Marsh is keen to repeat the US success of its Marsh & McLennan Agency model, and after acquiring Jelf last year, is planning to buy more UK brokers
Much of the recent talk about UK SME broker mergers and acquisitions has been dominated by the new consolidators such as GRP and PIB.
But it should not be forgotten that there are much bigger beasts in the market that also have a strong appetite for deals.
Marsh is keen to replicate the success of its Marsh & McLennan Agency (MMA) mid-market broker acquisition model outside the US, and in the UK this will mean building on its acquisition of Jelf with further deals.
After its buying spree of large UK consolidators, Arthur J Gallagher now sees the opportunity for smaller deals.
And market observers are eagerly awaiting Aon’s next move.
If the US is anything to go by, Marsh and Gallagher will be making further moves in the UK.
Gallagher has grabbed the headlines because of its voracious appetite for US brokers – it bought 42 in 2015, and acquired eight more by the end of the first quarter of 2016.
But Marsh unit MMA has also been bulking up, buying smaller brokers in the US to gain a national presence. It has spent more than $2bn (£1.4bn) on 51 deals since it started buying in 2009, and now has annual revenues of close to $1bn.
Replicating the model
Marsh now wants the same in the UK. Marsh parent Marsh & McLennan Companies said in its 2015 annual report: “We believe we can replicate this success in overseas markets, including the United Kingdom.”
Marsh’s answer to the MMA model in the UK is Jelf. The company is not slavishly reproducing the MMA model. Rather than building up a national network bit by bit, the Jelf deal gave Marsh a network of offices in 34 locations in the UK.
It will look to build on this – although selectively, as MMA has in the US.
A Marsh spokesman said: “Our acquisition of Jelf underlined our commitment to serving the needs of the UK’s small and medium sized enterprises.
“Jelf is a terrific firm that has proven a great fit with Marsh. Jelf will continue to look for acquisitions which grow our footprint and improve our ability to serve clients.”

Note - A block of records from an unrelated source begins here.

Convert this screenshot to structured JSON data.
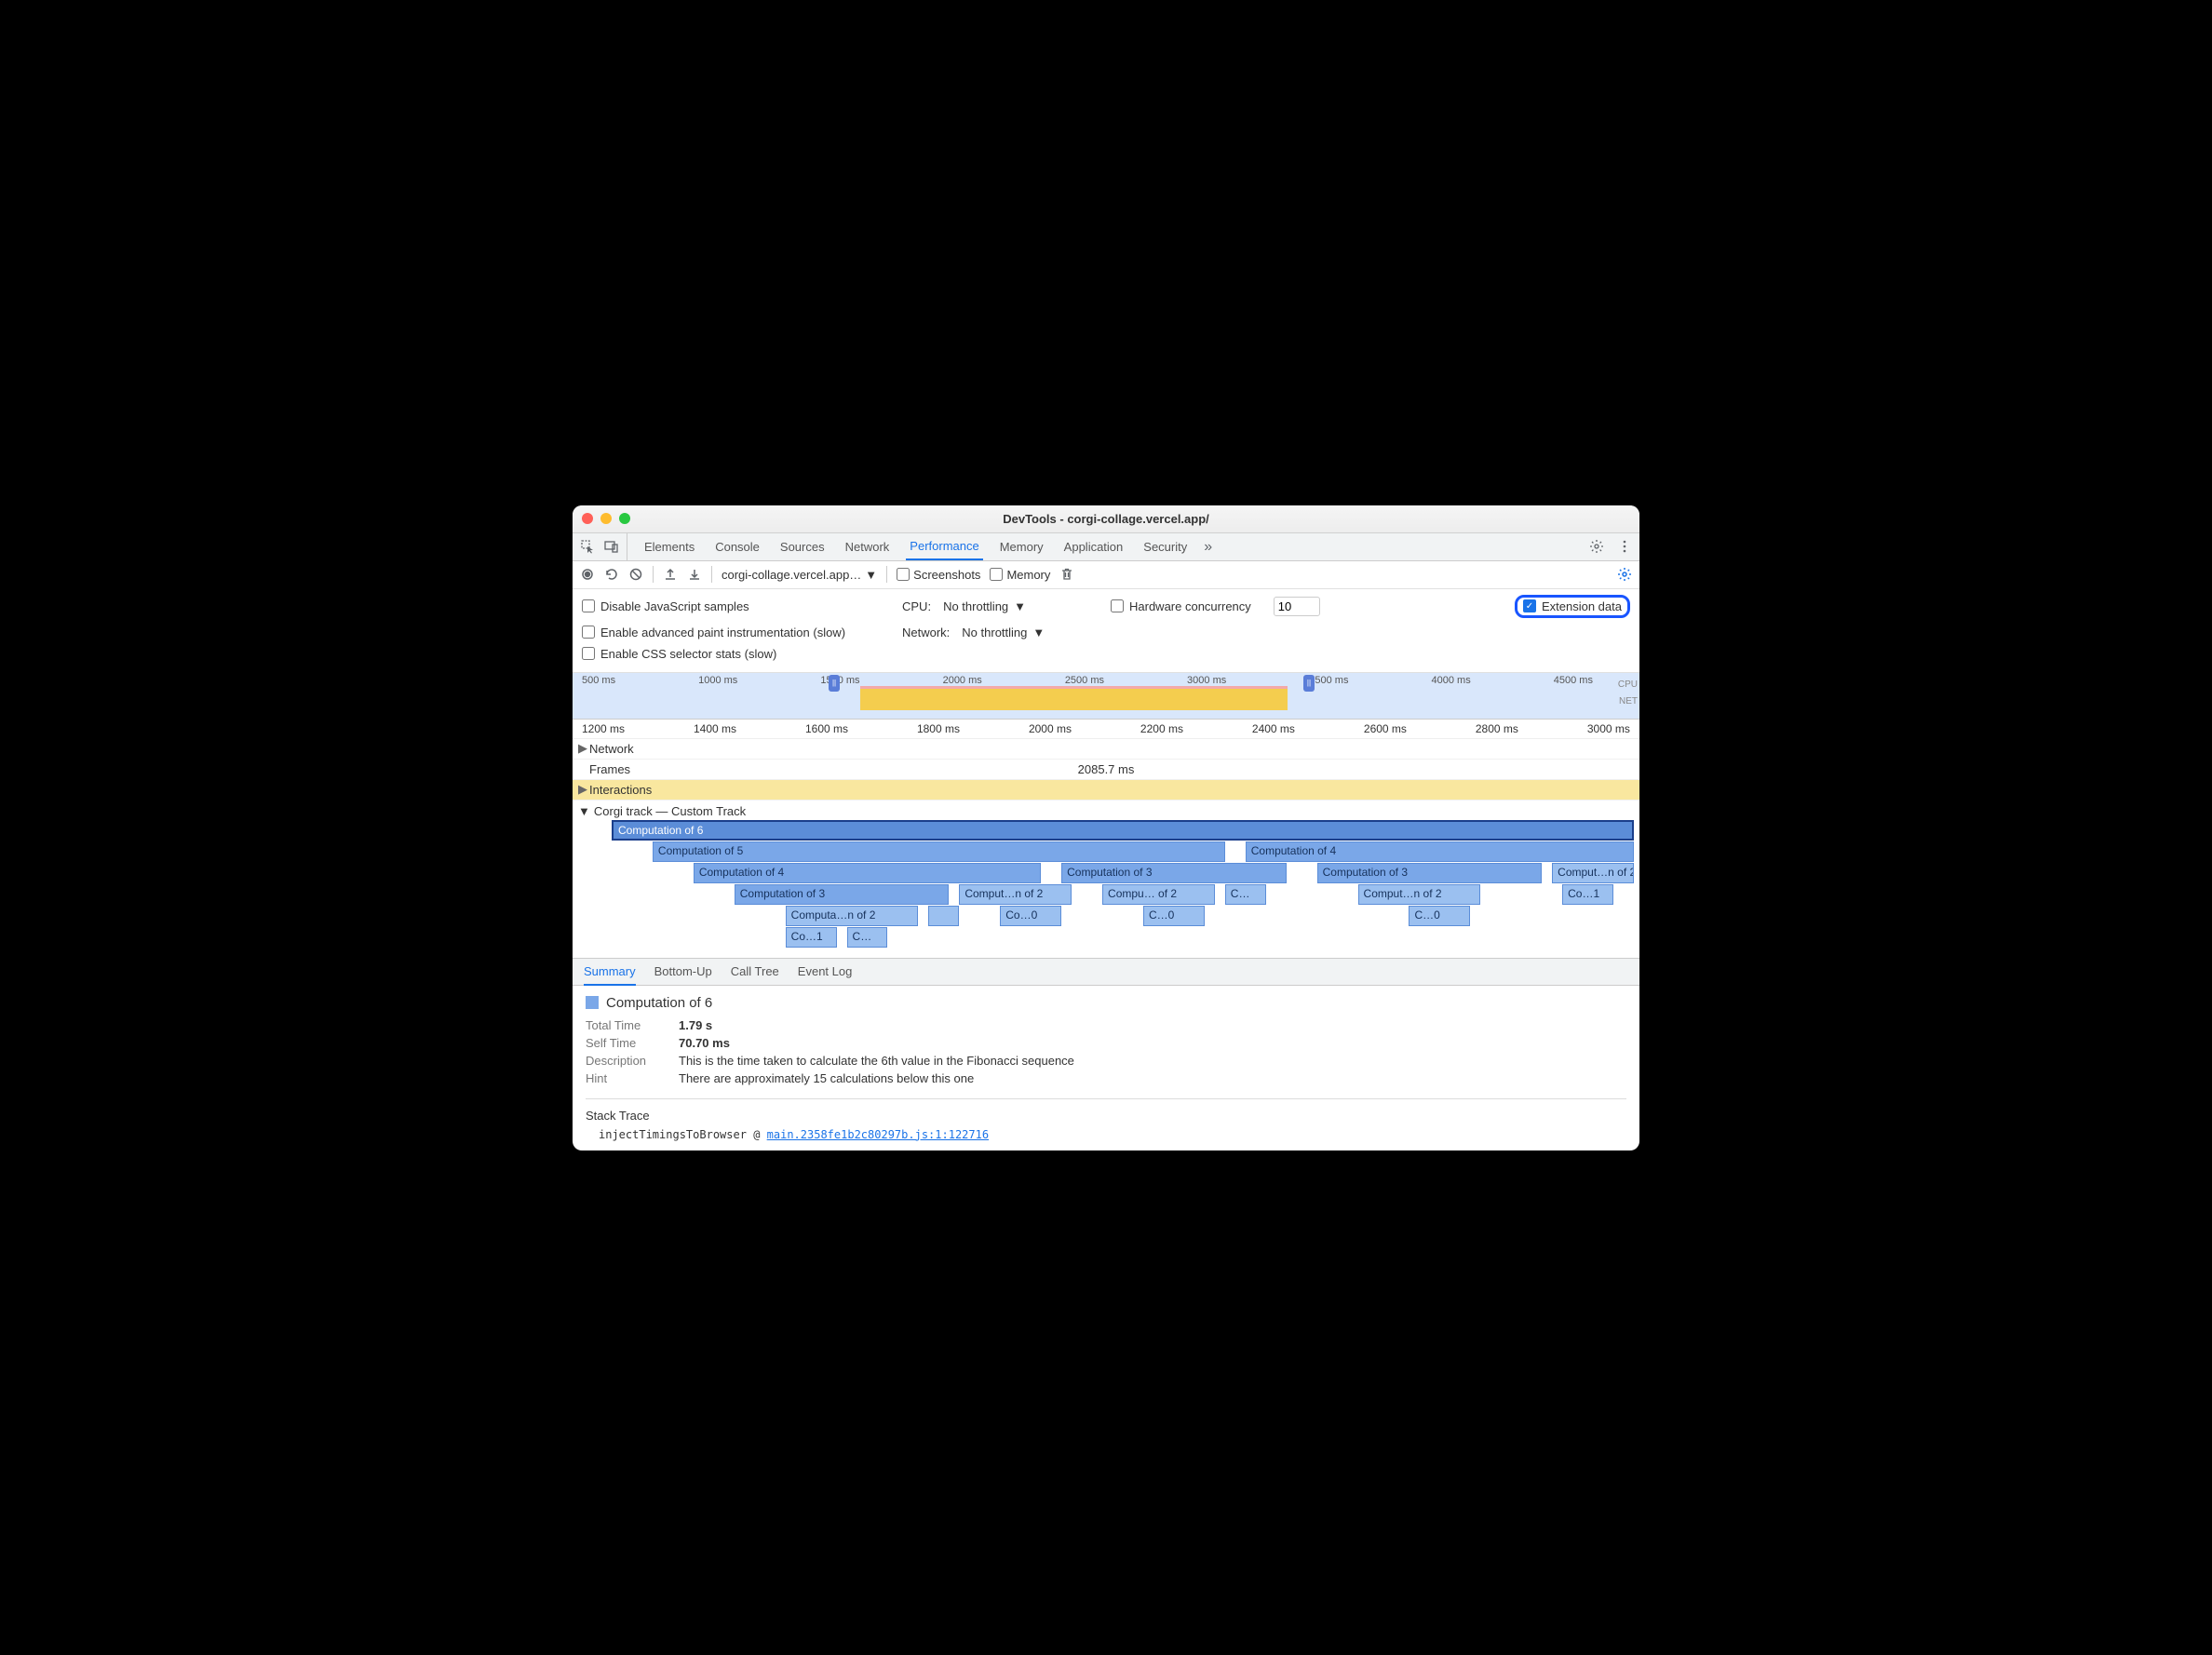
{
  "window_title": "DevTools - corgi-collage.vercel.app/",
  "tabs": [
    "Elements",
    "Console",
    "Sources",
    "Network",
    "Performance",
    "Memory",
    "Application",
    "Security"
  ],
  "active_tab": "Performance",
  "toolbar": {
    "url": "corgi-collage.vercel.app…",
    "screenshots": "Screenshots",
    "memory": "Memory"
  },
  "settings": {
    "disable_js": "Disable JavaScript samples",
    "cpu_label": "CPU:",
    "cpu_value": "No throttling",
    "hw_label": "Hardware concurrency",
    "hw_value": "10",
    "ext_data": "Extension data",
    "paint": "Enable advanced paint instrumentation (slow)",
    "net_label": "Network:",
    "net_value": "No throttling",
    "css_stats": "Enable CSS selector stats (slow)"
  },
  "overview_ticks": [
    "500 ms",
    "1000 ms",
    "1500 ms",
    "2000 ms",
    "2500 ms",
    "3000 ms",
    "3500 ms",
    "4000 ms",
    "4500 ms"
  ],
  "overview_labels": {
    "cpu": "CPU",
    "net": "NET"
  },
  "ruler_ticks": [
    "1200 ms",
    "1400 ms",
    "1600 ms",
    "1800 ms",
    "2000 ms",
    "2200 ms",
    "2400 ms",
    "2600 ms",
    "2800 ms",
    "3000 ms"
  ],
  "tracks": {
    "network": "Network",
    "frames": "Frames",
    "frames_time": "2085.7 ms",
    "interactions": "Interactions",
    "custom": "Corgi track — Custom Track"
  },
  "bars": {
    "r0": "Computation of 6",
    "r1a": "Computation of 5",
    "r1b": "Computation of 4",
    "r2a": "Computation of 4",
    "r2b": "Computation of 3",
    "r2c": "Computation of 3",
    "r2d": "Comput…n of 2",
    "r3a": "Computation of 3",
    "r3b": "Comput…n of 2",
    "r3c": "Compu… of 2",
    "r3d": "C…",
    "r3e": "Comput…n of 2",
    "r3f": "Co…1",
    "r4a": "Computa…n of 2",
    "r4c": "Co…0",
    "r4d": "C…0",
    "r4e": "C…0",
    "r5a": "Co…1",
    "r5b": "C…"
  },
  "btabs": [
    "Summary",
    "Bottom-Up",
    "Call Tree",
    "Event Log"
  ],
  "summary": {
    "title": "Computation of 6",
    "total_k": "Total Time",
    "total_v": "1.79 s",
    "self_k": "Self Time",
    "self_v": "70.70 ms",
    "desc_k": "Description",
    "desc_v": "This is the time taken to calculate the 6th value in the Fibonacci sequence",
    "hint_k": "Hint",
    "hint_v": "There are approximately 15 calculations below this one",
    "stack_title": "Stack Trace",
    "stack_fn": "injectTimingsToBrowser",
    "stack_at": "@",
    "stack_link": "main.2358fe1b2c80297b.js:1:122716"
  }
}
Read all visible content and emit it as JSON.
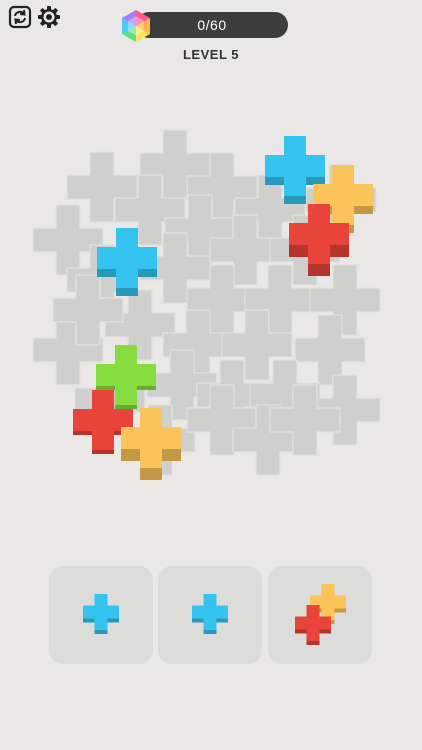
{
  "header": {
    "progress_text": "0/60",
    "progress_value": 0,
    "progress_max": 60,
    "level_text": "LEVEL 5"
  },
  "icons": {
    "restart": "restart-icon",
    "settings": "gear-icon",
    "gem": "rainbow-hexagon-gem-icon"
  },
  "colors": {
    "background": "#e9e8e6",
    "board_tile": "#cfcfcd",
    "tray": "#dcdcda",
    "cyan": "#35c4ef",
    "yellow": "#fbc45a",
    "red": "#e8443a",
    "green": "#86dc3e"
  },
  "board": {
    "placed_pieces": [
      {
        "color": "cyan",
        "stack": 2
      },
      {
        "color": "yellow",
        "stack": 2
      },
      {
        "color": "red",
        "stack": 3
      },
      {
        "color": "cyan",
        "stack": 2
      },
      {
        "color": "green",
        "stack": 1
      },
      {
        "color": "red",
        "stack": 1
      },
      {
        "color": "yellow",
        "stack": 3
      }
    ]
  },
  "trays": [
    {
      "pieces": [
        "cyan"
      ]
    },
    {
      "pieces": [
        "cyan"
      ]
    },
    {
      "pieces": [
        "yellow",
        "red"
      ]
    }
  ]
}
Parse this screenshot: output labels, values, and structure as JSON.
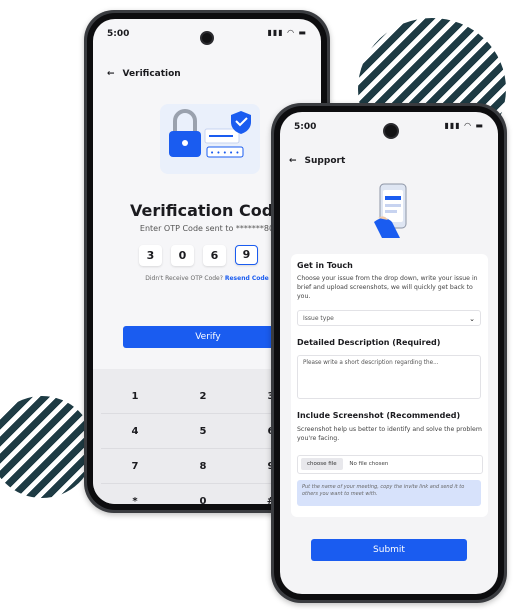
{
  "verification_screen": {
    "status_time": "5:00",
    "status_icons": "▮▮▮ ◠ ▬",
    "back_icon": "←",
    "title": "Verification",
    "heading": "Verification Code",
    "subtitle": "Enter OTP Code sent to *******80",
    "otp_digits": [
      "3",
      "0",
      "6",
      "9"
    ],
    "resend_prefix": "Didn't Receive OTP Code?",
    "resend_link": "Resend Code",
    "verify_label": "Verify",
    "keypad": [
      "1",
      "2",
      "3",
      "4",
      "5",
      "6",
      "7",
      "8",
      "9",
      "*",
      "0",
      "#"
    ]
  },
  "support_screen": {
    "status_time": "5:00",
    "status_icons": "▮▮▮ ◠ ▬",
    "back_icon": "←",
    "title": "Support",
    "card": {
      "heading": "Get in Touch",
      "intro": "Choose your issue from the drop down, write your issue in brief and upload screenshots, we will quickly get back to you.",
      "issue_placeholder": "Issue type",
      "description_heading": "Detailed Description (Required)",
      "description_placeholder": "Please write a short description regarding the...",
      "screenshot_heading": "Include Screenshot (Recommended)",
      "screenshot_help": "Screenshot help us better to identify and solve the problem you're facing.",
      "choose_file_label": "choose file",
      "file_status": "No file chosen",
      "hint": "Put the name of your meeting, copy the invite link and send it to others you want to meet with."
    },
    "submit_label": "Submit"
  },
  "colors": {
    "accent": "#1a5cf0",
    "stripe": "#1e3b44",
    "hint_bg": "#d7e2fb"
  }
}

Marsh is not the only big broker keen to buy UK brokers. Gallagher has been relatively quiet in the UK as it continues to digest the 2013 and 2014 acquisitions of Oval, Giles and OAMPS UK.
For now, the group has sworn off larger deals, and will focus on what it calls “tuck-in” acquisitions, which includes smaller UK deals.
During the conference call for Gallagher’s first quarter 2016 results, Macquarie analyst Sean Dargan asked Gallagher’s executive team whether Marsh’s plans in the UK were a competitive threat.
Chief financial officer Doug Howell answered: “It’s nice to have affirmation of what we saw too: that there is good opportunity in the retail space in the UK. And I think there is lots of opportunity there.”
Private equity exit
In particular, Howell noted that there was scope to buy brokers owned by private equity houses.
“There are still private equity-owned firms that will have to do something when the time comes, and people realise that it is better to be with a strategic [buyer] than with an independent or private equity-owned [broker].
“So we are seeing terrific opportunities there.”
Others agree that there is plenty of scope to buy UK brokers, in particular because many owners are approaching retirement and seeking an exit.
Consulting firm Oxbow Partners partner Chris Sandilands says: “Inevitably, when you look at the statistics on the age profiles of brokers, people are going to be exiting over the next five to 10 years.”
He adds: “I wouldn’t be surprised if there was a big shift from independent brokers to networks or consolidating platforms in the next five years.”
There are also compelling financial incentives for companies to bring a US-style acquisition model to the UK.
M&A adviser IMAS Corporate Finance founding partner Olly Laughton-Scott says that both big US brokers and large private equity houses are being attracted to the idea of broker roll-up strategies in the UK.
He says: “They see valuations in the US as higher than in the UK. Part of the attraction of the UK is believing that the valuations will tend to come together.”
But while big hitters such as Marsh and Gallagher may compete with the likes of PIB and GRP at the smaller end of the UK SME broker market, the bigger buyers are likely to focus on the mid-tier.
Laughton-Scott says: “The costs to a large company of acquiring a small business are considerable. We would therefore expect to see a focus more on medium-sized brokers. They will let the medium-sized brokers do the consolidation, and come in and buy them.”
With the amount of interest being shown from all sides, now is a good time to be selling a UK broker.